Thursday morning, House Democrats held a deeply emotional hearing featuring several long-term unemployed Americans who pleaded with Congress to extend the expiring federal Emergency Unemployment Insurance program, which provides benefits to jobless Americans after their state benefits run out. (It’s really worth a watch, to see the emotional pain that comes with being unemployed.)

The program has been extended or modified eleven times since it was created in 2008 as the economy cratered, but is set to expire at the end of 2013—meaning 2.15 million long-term unemployed would lose benefits entirely.

The looming House-Senate budget negotiations have been viewed as the best vehicle to extend the EUC program—and Thursday’s hearing ended with some dramatic news from House minority leader Nancy Pelosi. She made it clear that Democrats couldn’t support any agreement that didn’t have an EUC extension, either in the actual budget or as a separate piece of legislation.

Addressing the long-term jobless who testified, Pelosi said:

"Yes, indeed, we are making a very clear statement that we cannot, cannot support a budget agreement that does not include unemployment insurance in the budget or as a sidebar in order to move it all along.It would undermine who we are as a country, [and] most importantly, it would strike at the heart of what you bring to America. Everything you have said is about the middle class—the backbone of our democracy."

Meanwhile, a senior Democratic Senate aide close to the budget negotiations confirmed to The Nation that a EUC extension is still very much in the mix. Senator Murray, who is leading the negotiations for Democrats, “continues to push for this and it remains an open item as the negotiations continue.”

Details of a possible agreement have been leaking out in recent days, though there is no mention of the EUC program either way. The agreement is sure to be fragile, however, given the spending levels and federal pension changes rumored to be included—meaning that every last vote will be crucial in the House. That’s what makes Pelosi’s pledge so notable.

Additionally on Thursday morning, House Speaker John Boehner told reporters he would be “willing to take a look” at a long-term unemployment insurance extension.

The White House, too, is pushing for an extension—President Obama plugged it in his major economic address Wednesday, and on Thursday the White House issued a report detailing how many long-term jobless in each state would lose benefits.

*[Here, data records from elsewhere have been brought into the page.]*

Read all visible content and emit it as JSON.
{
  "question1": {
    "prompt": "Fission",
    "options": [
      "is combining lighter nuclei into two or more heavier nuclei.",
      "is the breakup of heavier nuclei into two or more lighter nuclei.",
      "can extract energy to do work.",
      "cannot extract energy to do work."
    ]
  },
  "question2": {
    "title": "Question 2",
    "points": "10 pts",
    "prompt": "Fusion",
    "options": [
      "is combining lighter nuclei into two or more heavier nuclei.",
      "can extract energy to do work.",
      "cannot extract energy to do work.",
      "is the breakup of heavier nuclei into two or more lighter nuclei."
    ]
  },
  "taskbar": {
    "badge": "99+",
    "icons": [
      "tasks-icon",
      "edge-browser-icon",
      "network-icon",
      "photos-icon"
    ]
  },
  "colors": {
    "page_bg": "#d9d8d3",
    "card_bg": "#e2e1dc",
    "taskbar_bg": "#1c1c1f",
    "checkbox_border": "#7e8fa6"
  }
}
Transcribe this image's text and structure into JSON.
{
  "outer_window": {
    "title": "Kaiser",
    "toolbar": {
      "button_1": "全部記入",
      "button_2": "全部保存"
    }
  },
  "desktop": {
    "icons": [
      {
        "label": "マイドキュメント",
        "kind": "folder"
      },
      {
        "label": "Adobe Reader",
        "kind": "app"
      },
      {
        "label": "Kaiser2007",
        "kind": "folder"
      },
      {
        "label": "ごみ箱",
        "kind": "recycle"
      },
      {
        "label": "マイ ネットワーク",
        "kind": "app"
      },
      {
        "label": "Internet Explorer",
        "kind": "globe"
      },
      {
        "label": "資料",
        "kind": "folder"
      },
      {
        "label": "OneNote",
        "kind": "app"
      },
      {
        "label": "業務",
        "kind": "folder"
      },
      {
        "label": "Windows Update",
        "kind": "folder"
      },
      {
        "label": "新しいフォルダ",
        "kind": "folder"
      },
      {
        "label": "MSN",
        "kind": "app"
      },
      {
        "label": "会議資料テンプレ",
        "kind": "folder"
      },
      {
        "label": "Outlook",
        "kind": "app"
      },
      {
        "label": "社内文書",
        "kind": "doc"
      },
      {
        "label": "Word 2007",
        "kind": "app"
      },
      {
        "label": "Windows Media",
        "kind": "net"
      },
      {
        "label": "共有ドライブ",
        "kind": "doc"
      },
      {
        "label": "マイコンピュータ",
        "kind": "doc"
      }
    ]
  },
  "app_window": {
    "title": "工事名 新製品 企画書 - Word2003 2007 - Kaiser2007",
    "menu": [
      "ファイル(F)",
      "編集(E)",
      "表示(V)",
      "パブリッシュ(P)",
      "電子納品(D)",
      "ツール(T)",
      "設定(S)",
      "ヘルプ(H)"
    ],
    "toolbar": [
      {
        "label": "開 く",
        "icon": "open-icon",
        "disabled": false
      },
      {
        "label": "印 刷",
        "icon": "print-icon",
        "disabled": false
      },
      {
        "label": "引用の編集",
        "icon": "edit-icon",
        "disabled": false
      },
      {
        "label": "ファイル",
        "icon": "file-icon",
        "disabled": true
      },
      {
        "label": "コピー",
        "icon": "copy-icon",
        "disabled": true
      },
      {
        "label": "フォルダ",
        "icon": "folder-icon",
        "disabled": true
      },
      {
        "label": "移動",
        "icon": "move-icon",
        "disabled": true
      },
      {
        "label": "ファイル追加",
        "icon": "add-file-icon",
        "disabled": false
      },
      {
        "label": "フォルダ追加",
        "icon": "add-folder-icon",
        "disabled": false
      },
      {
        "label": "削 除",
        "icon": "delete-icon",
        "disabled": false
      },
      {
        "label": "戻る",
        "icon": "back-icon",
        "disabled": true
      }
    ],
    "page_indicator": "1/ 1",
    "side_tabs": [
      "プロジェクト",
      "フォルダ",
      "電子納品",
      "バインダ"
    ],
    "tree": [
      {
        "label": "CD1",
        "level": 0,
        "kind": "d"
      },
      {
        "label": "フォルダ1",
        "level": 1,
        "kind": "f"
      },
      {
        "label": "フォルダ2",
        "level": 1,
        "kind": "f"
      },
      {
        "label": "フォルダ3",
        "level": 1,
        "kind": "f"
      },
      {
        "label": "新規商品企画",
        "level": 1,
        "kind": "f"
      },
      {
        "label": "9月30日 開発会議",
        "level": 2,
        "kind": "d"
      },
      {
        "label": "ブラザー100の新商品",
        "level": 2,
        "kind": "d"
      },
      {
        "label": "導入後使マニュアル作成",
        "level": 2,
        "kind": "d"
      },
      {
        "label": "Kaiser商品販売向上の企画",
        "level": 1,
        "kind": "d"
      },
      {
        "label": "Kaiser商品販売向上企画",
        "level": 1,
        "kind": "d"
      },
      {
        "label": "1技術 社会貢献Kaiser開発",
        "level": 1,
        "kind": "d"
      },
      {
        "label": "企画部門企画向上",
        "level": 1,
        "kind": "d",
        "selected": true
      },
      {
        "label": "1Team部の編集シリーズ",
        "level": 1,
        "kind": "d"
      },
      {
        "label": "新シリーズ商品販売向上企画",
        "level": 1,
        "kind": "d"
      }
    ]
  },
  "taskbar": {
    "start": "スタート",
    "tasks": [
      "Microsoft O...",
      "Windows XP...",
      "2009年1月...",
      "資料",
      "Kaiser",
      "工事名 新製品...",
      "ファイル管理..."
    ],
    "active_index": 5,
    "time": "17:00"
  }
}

President Obama recently called inequality the "defining challenge of our time."